Last week, in honor of the National Day of Prayer, our nation once again took a moment to reflect on the many blessings God has bestowed on us. “A rising nation, spread over a wide and fruitful land, traversing all the seas with the rich productions of their industry,” said Thomas Jefferson in his first inaugural address. He went on to say, “…with all these blessings, what more is necessary to make us a happy and a prosperous people? Still one thing more, fellow-citizens—a wise and frugal Government, which shall restrain men from injuring one another, shall leave them otherwise free to regulate their own pursuits of industry and improvement, and shall not take from the mouth of labor the bread it has earned. This is the sum of good government…”

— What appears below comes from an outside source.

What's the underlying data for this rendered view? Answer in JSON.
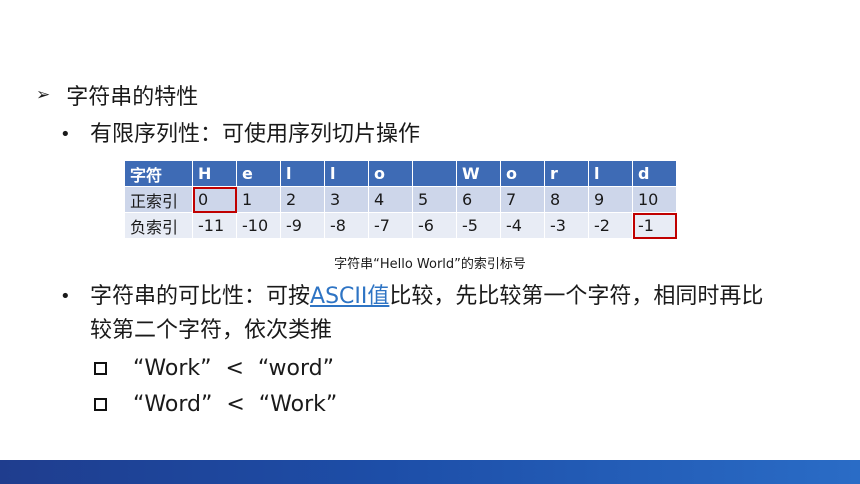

With seemingly endless red tape squeezing the men and women trying to run businesses in the Ninth District and across the country, I spent last week with dozens of private business and community leaders talking about our nation’s energy policy. I wanted to hear their thoughts about the effects that federal regulations and permit requirements are having on their businesses. I wanted to share with them some of the things I’ve been working on in Congress. And, I wanted to brainstorm with them about new ways to make doing business in America easier.
As you know, the Ninth District’s energy equals jobs. In addition to the jobs tied directly to coal and natural gas, the jobs at local businesses like the car dealerships, restaurants, and stores energy workers shop in are connected to energy. Businesses like Eastman Chemical Co., which, with its acquisition of Solutia Inc. in Martinsville, employs more than one thousand Virginians; Joy Mining Machinery, which has three manufacturing sites in the Ninth; and the furniture businesses in Galax, Montgomery Co., and elsewhere are also obviously heavily attached to our energy sector for abundant, affordable energy.
The goose that laid the golden egg for the Ninth District is energy, energy production, and affordable energy for manufacturers. Sadly, this economic sector is quickly being snuffed out. The crushing rules, permits, and regulations of the EPA, MSHA, and other Washington agencies are driving jobs out of the Ninth District. This must change.
It is my hope that America can one day return to the vision that Thomas Jefferson had of a wise and frugal Government. It is my hope that we can once again adopt policies that allow America to unleash the energy potential of its rich, God-given resources. And, it’s my hope that all will finally see that government must stop taking from the mouth of labor the bread it has earned.
– Congressman Morgan Griffith